▶ [PROMPT] Go through the material below line by line and count those containing "JSON". Write the count and nothing more.

▶ [PROVIDED MATERIAL]

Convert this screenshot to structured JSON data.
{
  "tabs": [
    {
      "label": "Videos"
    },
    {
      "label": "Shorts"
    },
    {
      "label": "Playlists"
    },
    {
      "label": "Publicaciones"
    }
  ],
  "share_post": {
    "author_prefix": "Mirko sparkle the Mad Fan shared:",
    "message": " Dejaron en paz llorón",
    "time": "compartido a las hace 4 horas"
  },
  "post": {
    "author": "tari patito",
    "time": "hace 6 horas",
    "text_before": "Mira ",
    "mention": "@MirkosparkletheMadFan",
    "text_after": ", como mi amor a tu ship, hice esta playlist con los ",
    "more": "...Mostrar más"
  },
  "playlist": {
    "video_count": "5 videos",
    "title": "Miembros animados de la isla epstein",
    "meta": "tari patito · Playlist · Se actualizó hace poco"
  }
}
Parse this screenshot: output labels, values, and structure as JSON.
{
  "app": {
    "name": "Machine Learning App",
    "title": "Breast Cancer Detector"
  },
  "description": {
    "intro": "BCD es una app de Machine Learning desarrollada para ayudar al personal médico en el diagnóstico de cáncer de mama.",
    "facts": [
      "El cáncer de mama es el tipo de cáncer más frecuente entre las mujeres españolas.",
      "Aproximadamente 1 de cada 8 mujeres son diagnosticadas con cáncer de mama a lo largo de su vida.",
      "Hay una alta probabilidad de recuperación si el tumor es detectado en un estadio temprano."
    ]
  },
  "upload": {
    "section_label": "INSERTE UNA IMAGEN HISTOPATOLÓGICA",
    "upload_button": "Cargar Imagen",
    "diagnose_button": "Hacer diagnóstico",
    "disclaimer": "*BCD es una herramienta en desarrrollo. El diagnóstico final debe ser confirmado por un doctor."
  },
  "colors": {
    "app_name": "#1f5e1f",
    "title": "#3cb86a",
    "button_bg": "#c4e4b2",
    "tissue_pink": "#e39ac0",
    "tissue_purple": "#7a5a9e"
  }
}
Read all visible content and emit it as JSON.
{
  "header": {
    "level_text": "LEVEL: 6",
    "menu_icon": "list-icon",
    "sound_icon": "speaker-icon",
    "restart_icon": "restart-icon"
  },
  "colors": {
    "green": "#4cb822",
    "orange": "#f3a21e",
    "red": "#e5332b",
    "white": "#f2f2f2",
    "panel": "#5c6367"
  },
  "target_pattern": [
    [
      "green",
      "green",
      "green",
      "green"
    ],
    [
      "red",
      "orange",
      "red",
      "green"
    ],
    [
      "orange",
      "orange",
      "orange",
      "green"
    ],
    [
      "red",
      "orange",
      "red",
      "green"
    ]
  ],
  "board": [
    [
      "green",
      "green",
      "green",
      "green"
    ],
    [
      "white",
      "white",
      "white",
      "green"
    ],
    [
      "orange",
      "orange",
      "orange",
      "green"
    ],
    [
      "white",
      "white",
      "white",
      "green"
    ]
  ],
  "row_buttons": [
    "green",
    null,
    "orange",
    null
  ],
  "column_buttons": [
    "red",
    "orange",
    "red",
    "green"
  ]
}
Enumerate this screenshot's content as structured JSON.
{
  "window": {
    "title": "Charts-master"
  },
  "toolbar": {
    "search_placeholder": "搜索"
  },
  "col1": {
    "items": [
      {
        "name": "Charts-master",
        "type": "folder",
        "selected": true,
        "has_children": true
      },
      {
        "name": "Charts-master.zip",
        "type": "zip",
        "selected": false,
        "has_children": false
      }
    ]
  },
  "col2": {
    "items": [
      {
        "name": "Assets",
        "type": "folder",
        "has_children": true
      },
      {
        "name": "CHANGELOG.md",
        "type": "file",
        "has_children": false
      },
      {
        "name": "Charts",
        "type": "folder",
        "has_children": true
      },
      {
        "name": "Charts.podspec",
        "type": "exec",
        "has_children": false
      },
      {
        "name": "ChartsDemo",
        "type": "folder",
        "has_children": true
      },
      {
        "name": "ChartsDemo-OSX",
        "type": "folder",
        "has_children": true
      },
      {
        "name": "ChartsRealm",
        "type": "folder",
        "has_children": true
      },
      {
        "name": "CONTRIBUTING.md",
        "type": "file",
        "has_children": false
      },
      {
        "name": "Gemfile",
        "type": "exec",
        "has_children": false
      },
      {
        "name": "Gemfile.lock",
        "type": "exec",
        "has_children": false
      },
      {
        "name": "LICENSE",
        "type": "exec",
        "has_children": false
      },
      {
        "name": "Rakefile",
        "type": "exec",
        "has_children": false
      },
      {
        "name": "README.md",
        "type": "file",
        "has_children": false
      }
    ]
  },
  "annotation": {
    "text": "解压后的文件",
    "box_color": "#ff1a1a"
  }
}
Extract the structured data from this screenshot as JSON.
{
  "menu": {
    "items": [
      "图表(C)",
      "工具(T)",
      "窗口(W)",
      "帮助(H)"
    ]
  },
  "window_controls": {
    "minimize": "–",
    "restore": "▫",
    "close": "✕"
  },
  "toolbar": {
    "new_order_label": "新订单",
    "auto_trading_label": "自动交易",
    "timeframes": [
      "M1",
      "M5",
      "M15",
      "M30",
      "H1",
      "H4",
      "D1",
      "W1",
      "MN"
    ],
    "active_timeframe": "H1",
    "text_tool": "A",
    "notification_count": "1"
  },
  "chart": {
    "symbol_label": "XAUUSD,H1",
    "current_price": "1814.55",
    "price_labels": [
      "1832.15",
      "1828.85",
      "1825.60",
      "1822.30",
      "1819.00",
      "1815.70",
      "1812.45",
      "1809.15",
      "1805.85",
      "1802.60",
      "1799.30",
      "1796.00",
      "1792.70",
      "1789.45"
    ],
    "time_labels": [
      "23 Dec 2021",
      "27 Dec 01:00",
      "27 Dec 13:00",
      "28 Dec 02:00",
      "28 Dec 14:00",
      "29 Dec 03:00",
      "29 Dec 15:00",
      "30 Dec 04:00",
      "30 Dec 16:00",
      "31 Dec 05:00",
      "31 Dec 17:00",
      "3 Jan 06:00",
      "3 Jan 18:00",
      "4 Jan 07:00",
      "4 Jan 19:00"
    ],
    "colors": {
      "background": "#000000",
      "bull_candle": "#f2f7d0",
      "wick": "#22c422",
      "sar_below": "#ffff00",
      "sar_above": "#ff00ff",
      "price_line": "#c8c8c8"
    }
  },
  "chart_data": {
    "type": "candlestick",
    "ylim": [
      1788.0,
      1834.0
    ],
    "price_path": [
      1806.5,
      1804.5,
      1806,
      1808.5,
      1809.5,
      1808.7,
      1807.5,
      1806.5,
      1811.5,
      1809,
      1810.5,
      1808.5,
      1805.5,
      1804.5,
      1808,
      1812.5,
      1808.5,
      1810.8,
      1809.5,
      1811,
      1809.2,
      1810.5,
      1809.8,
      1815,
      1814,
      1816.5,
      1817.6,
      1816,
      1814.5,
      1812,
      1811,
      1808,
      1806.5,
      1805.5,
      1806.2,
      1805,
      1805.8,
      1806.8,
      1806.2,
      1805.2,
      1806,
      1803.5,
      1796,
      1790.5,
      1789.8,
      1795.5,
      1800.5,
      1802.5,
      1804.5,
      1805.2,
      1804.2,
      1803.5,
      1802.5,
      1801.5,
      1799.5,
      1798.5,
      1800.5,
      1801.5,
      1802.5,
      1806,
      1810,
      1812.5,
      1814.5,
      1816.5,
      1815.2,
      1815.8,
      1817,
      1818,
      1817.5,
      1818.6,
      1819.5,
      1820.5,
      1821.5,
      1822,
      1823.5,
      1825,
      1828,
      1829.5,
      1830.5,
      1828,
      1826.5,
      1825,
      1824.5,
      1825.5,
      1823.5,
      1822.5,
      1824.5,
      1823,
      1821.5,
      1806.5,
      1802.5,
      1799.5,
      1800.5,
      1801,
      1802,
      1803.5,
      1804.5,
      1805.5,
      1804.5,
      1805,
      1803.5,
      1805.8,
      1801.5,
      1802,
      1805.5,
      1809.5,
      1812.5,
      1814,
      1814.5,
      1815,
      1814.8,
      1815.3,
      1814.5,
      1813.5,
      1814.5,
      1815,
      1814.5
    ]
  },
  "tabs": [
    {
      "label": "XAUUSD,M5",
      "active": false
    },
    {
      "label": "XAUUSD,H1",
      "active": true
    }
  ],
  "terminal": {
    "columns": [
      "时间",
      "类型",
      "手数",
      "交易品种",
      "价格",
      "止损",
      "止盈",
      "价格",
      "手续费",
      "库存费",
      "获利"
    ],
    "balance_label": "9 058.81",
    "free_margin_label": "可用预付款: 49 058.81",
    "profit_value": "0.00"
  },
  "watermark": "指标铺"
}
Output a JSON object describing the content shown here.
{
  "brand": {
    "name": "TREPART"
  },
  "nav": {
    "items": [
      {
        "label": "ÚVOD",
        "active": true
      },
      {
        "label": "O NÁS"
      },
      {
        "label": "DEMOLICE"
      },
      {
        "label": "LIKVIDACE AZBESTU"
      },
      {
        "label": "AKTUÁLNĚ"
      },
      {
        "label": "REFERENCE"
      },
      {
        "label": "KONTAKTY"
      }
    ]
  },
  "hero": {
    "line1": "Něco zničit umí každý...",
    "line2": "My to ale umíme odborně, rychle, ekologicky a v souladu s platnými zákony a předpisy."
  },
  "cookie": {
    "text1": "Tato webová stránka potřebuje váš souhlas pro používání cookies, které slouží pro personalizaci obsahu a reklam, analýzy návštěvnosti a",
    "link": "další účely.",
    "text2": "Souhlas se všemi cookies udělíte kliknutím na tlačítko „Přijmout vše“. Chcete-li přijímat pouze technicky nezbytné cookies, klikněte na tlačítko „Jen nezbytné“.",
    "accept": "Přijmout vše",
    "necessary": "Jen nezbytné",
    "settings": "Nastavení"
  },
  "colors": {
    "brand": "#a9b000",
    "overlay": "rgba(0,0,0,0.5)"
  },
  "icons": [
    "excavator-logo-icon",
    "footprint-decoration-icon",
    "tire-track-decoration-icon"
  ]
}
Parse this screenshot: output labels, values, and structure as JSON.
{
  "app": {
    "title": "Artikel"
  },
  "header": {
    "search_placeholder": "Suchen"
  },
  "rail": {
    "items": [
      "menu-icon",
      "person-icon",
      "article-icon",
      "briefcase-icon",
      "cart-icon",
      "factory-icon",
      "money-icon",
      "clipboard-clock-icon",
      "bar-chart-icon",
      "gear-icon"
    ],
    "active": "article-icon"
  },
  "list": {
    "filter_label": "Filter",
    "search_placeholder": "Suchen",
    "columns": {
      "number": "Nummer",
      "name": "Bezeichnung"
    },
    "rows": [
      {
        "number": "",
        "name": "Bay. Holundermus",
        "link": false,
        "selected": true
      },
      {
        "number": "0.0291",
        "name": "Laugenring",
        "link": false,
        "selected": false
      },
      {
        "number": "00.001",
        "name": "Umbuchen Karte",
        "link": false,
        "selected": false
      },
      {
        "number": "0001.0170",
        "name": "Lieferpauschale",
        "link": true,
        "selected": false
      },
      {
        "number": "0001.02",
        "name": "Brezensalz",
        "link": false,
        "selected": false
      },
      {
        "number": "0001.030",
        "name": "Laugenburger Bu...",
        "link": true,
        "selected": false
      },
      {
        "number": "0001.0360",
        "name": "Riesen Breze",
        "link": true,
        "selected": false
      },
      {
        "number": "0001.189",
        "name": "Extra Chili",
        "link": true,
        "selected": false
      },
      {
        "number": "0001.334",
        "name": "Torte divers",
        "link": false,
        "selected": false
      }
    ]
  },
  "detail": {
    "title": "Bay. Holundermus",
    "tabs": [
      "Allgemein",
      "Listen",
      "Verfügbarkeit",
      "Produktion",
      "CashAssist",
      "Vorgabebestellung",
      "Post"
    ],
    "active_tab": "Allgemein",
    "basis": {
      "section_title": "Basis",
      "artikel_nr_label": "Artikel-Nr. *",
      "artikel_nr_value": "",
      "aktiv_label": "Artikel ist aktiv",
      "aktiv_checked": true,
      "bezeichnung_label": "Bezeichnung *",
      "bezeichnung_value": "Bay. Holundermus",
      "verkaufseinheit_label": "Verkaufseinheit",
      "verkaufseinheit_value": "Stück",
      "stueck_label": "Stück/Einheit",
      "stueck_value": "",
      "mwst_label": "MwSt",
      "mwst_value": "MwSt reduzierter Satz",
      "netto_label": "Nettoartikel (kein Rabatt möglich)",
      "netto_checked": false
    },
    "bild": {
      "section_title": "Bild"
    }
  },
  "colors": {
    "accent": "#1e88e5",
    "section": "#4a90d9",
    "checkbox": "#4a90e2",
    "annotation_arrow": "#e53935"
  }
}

▶ [FINISHED TASK] 7